Ayman Khalalieh, director of studies and economic policies at the ministry, claims its budget deficit this year will be JD700m, 5.2 per cent of gross domestic product (GDP).
The Finance Ministry forecast in July that the budget deficit would reach JD826m, 6.5 per cent of GDP, in 2008.
“We are trying to cut down current expenditure,” says Khalalieh. “Our re-estimate for the 2008 [budget deficit] is JD695-700m. I think it will go down to 4.6 per cent of GDP in 2009 because revenues are forecast to increase.”
Khalalieh was speaking after the ministry published figures showing a budget deficit of JD720m for the first eight months of the year.
To meet its revised full-year forecast, the government will have to run a budget surplus of at least JD20m ($28.2m) over the final four months of the year.
“t will either have to decrease expenditure or finance part of its investment plan from international sources,”says Luc Marchand, analyst at ratings agency Standard & Poor’s.
“n the case of Jordan, I do not think that is impossible.”
Amman has been helped by increases in aid from foreign donors.
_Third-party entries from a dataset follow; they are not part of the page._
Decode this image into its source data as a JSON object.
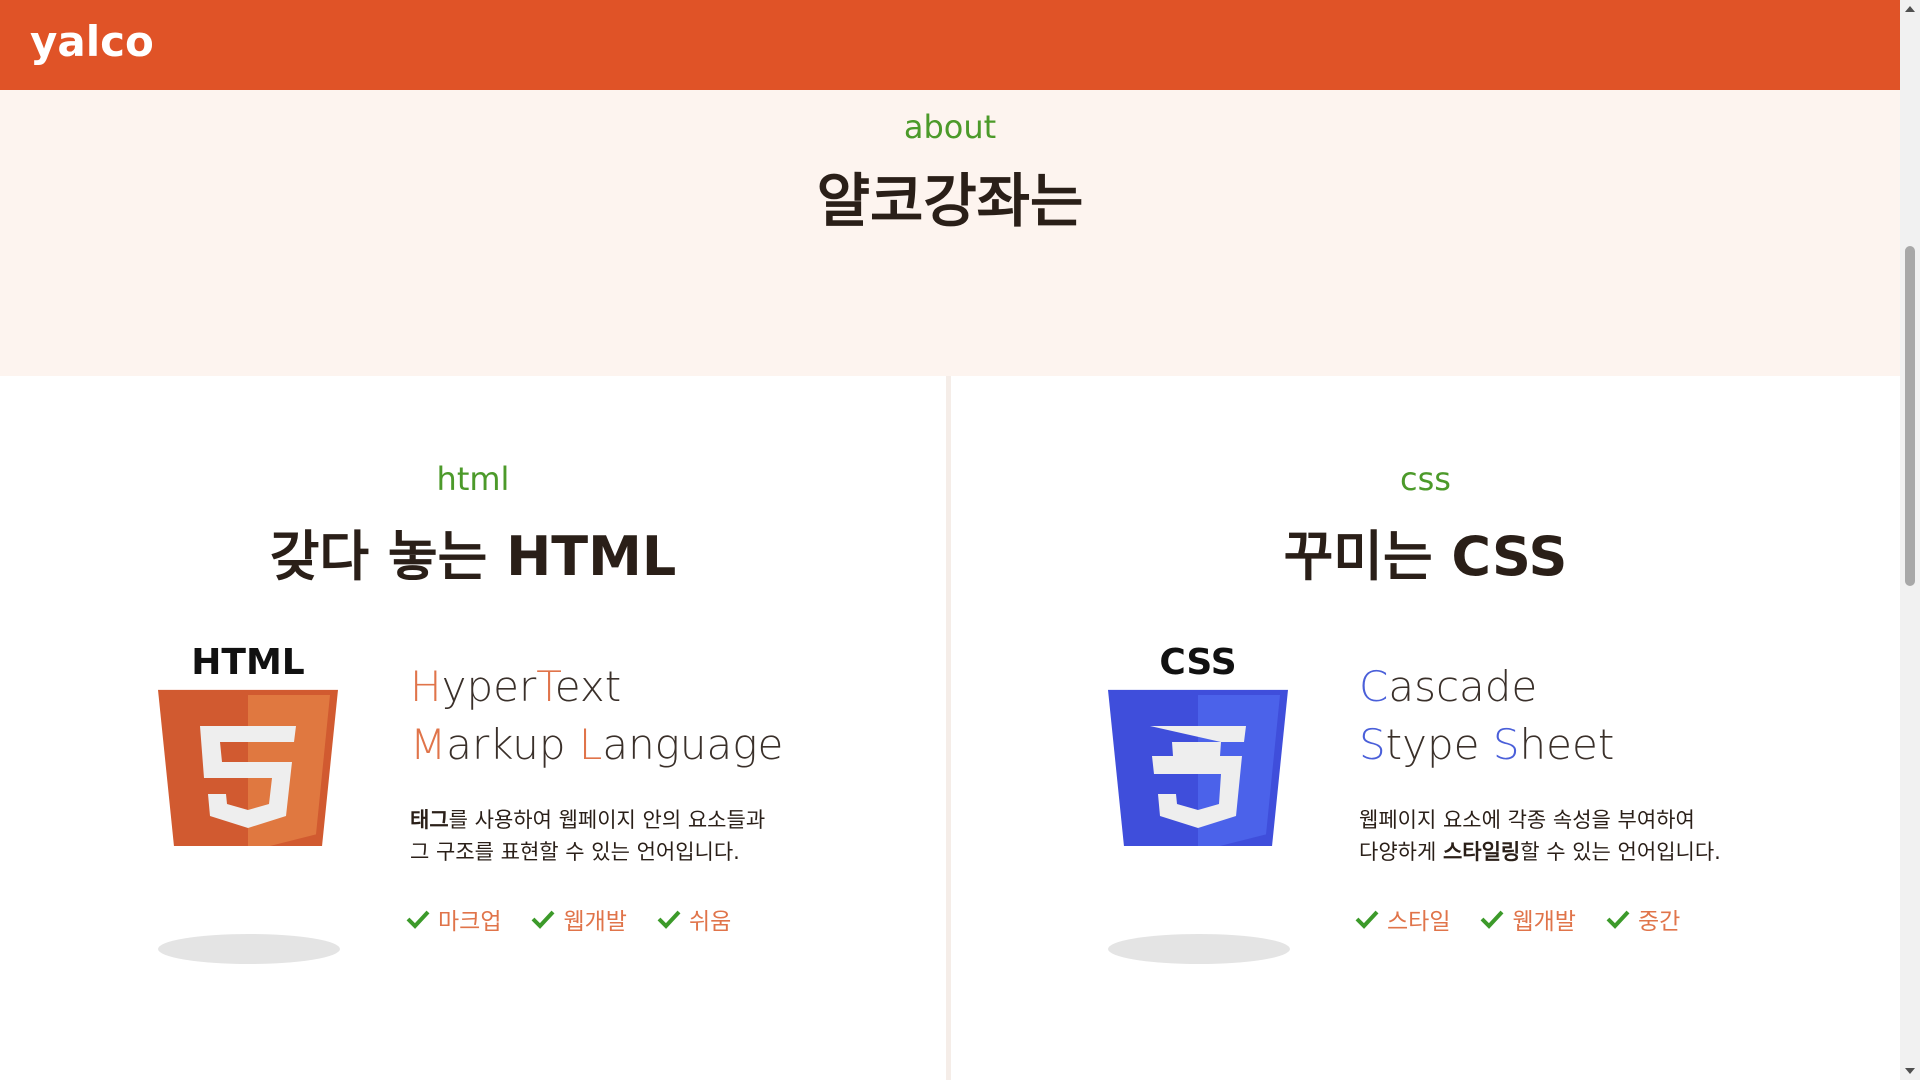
{
  "header": {
    "logo_text": "yalco",
    "bg_color": "#e05327"
  },
  "about": {
    "kicker": "about",
    "title": "얄코강좌는"
  },
  "html_panel": {
    "kicker": "html",
    "title": "갖다 놓는 HTML",
    "badge_label": "HTML",
    "badge_digit": "5",
    "acronym": [
      {
        "hl": "H",
        "rest": "yper"
      },
      {
        "hl": "T",
        "rest": "ext"
      },
      {
        "hl": "M",
        "rest": "arkup "
      },
      {
        "hl": "L",
        "rest": "anguage"
      }
    ],
    "desc": {
      "bold": "태그",
      "line1_rest": "를 사용하여 웹페이지 안의 요소들과",
      "line2": "그 구조를 표현할 수 있는 언어입니다."
    },
    "tags": [
      "마크업",
      "웹개발",
      "쉬움"
    ],
    "accent": "#e0744a"
  },
  "css_panel": {
    "kicker": "css",
    "title": "꾸미는 CSS",
    "badge_label": "CSS",
    "badge_digit": "3",
    "acronym": [
      {
        "hl": "C",
        "rest": "ascade"
      },
      {
        "hl": "S",
        "rest": "type "
      },
      {
        "hl": "S",
        "rest": "heet"
      }
    ],
    "desc": {
      "line1": "웹페이지 요소에 각종 속성을 부여하여",
      "line2_pre": "다양하게 ",
      "bold": "스타일링",
      "line2_rest": "할 수 있는 언어입니다."
    },
    "tags": [
      "스타일",
      "웹개발",
      "중간"
    ],
    "accent": "#4a5fd9"
  }
}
In September, the US announced it was increasing its grant to Jordan to JD467m a year, from JD316m a year, for the next five years.
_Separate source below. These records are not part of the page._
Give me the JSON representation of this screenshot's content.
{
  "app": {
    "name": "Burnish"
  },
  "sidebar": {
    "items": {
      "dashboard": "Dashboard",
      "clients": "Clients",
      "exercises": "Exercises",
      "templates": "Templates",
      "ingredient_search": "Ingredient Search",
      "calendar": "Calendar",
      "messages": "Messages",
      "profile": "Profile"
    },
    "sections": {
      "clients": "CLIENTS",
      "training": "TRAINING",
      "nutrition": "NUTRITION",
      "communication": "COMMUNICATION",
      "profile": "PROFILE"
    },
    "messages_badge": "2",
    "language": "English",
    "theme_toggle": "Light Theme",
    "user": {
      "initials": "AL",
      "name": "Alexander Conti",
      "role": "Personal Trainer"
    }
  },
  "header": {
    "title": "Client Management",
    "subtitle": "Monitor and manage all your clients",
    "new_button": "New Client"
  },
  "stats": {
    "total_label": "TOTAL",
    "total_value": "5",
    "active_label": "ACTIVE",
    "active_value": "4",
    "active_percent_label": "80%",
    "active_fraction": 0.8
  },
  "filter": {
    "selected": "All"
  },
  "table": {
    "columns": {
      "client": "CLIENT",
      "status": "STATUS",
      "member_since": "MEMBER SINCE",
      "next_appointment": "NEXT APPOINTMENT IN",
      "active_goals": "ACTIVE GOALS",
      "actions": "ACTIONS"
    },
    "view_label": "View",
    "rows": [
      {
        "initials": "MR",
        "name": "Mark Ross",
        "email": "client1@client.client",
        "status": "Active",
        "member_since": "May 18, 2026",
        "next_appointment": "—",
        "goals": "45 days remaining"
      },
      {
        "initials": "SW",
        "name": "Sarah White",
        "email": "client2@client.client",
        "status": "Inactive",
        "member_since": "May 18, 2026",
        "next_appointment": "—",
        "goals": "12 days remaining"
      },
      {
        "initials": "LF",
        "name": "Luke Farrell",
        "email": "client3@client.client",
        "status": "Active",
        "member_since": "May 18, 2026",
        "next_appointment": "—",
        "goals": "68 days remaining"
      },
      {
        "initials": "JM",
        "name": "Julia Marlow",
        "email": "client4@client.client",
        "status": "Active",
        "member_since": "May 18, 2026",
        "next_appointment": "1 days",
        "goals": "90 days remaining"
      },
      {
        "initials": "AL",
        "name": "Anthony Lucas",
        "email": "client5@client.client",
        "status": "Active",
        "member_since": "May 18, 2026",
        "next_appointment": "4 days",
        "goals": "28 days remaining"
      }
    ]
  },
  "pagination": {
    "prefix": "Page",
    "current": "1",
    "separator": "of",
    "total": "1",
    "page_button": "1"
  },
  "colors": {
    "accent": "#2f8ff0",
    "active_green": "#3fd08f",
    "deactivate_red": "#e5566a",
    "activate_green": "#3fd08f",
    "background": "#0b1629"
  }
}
This is more than the JD440m the Finance Ministry had expected from all donors this year (MEED 23:9:08).
Sales tax receipts are also expected to increase, by 17.7 per cent this year to JD1.1bn, because of Jordan’s high inflation.
However, government spending is also rising, with expenditure expected to be up 15 per cent to JD5.3bn for 2008.
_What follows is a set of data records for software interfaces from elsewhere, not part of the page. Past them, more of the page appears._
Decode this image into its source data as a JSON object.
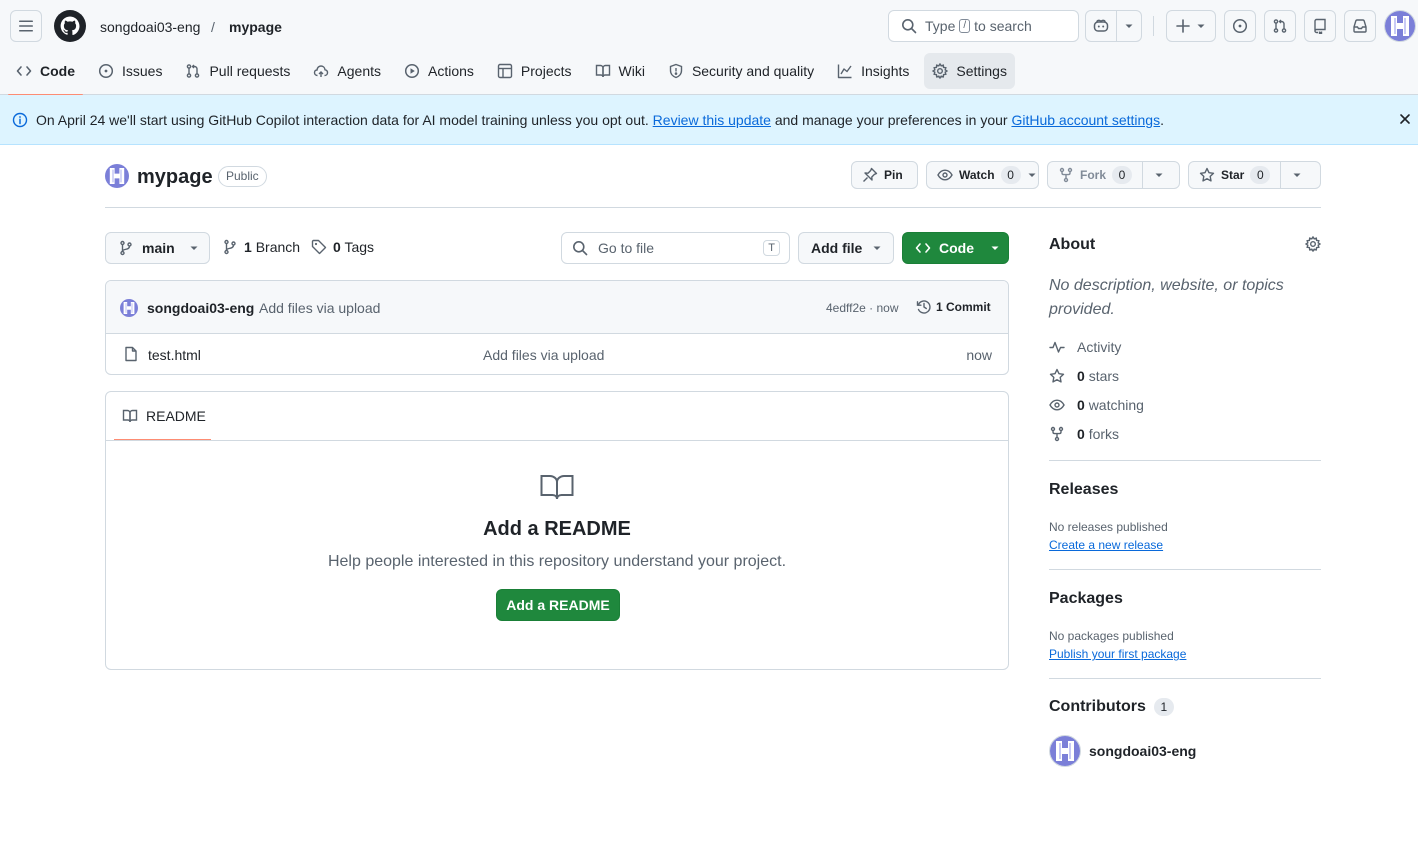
{
  "header": {
    "owner": "songdoai03-eng",
    "separator": "/",
    "repo": "mypage",
    "search_prefix": "Type",
    "search_key": "/",
    "search_suffix": "to search"
  },
  "tabs": [
    {
      "label": "Code",
      "icon": "code-icon",
      "selected": true
    },
    {
      "label": "Issues",
      "icon": "issue-icon"
    },
    {
      "label": "Pull requests",
      "icon": "pull-request-icon"
    },
    {
      "label": "Agents",
      "icon": "agents-icon"
    },
    {
      "label": "Actions",
      "icon": "play-icon"
    },
    {
      "label": "Projects",
      "icon": "table-icon"
    },
    {
      "label": "Wiki",
      "icon": "book-icon"
    },
    {
      "label": "Security and quality",
      "icon": "shield-icon"
    },
    {
      "label": "Insights",
      "icon": "graph-icon"
    },
    {
      "label": "Settings",
      "icon": "gear-icon"
    }
  ],
  "banner": {
    "text1": "On April 24 we'll start using GitHub Copilot interaction data for AI model training unless you opt out.",
    "link1": "Review this update",
    "text2": "and manage your preferences in your",
    "link2": "GitHub account settings",
    "text3": "."
  },
  "repo": {
    "name": "mypage",
    "visibility": "Public",
    "pin_label": "Pin",
    "watch_label": "Watch",
    "watch_count": "0",
    "fork_label": "Fork",
    "fork_count": "0",
    "star_label": "Star",
    "star_count": "0"
  },
  "filenav": {
    "branch": "main",
    "branch_count": "1",
    "branch_label": "Branch",
    "tag_count": "0",
    "tag_label": "Tags",
    "goto_placeholder": "Go to file",
    "goto_key": "T",
    "add_file": "Add file",
    "code": "Code"
  },
  "commit": {
    "author": "songdoai03-eng",
    "message": "Add files via upload",
    "meta": "4edff2e · now",
    "count": "1 Commit"
  },
  "files": [
    {
      "name": "test.html",
      "message": "Add files via upload",
      "time": "now"
    }
  ],
  "readme": {
    "tab": "README",
    "title": "Add a README",
    "description": "Help people interested in this repository understand your project.",
    "button": "Add a README"
  },
  "about": {
    "heading": "About",
    "description": "No description, website, or topics provided.",
    "activity": "Activity",
    "stars_count": "0",
    "stars_label": "stars",
    "watching_count": "0",
    "watching_label": "watching",
    "forks_count": "0",
    "forks_label": "forks"
  },
  "releases": {
    "heading": "Releases",
    "text": "No releases published",
    "link": "Create a new release"
  },
  "packages": {
    "heading": "Packages",
    "text": "No packages published",
    "link": "Publish your first package"
  },
  "contributors": {
    "heading": "Contributors",
    "count": "1",
    "name": "songdoai03-eng"
  },
  "colors": {
    "accent_green": "#1f883d",
    "link_blue": "#0969da",
    "tab_underline": "#fd8c73",
    "banner_bg": "#ddf4ff",
    "avatar_purple": "#7b7fd8"
  }
}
The Finance Ministry told parliament in early October that it had budgeted for spending to increase by 13 per cent to JD5.9bn for 2009.
However, Khalalieh says the government will not spend the entire budget and that annual salary increases for public sector workers will be just 7 per cent.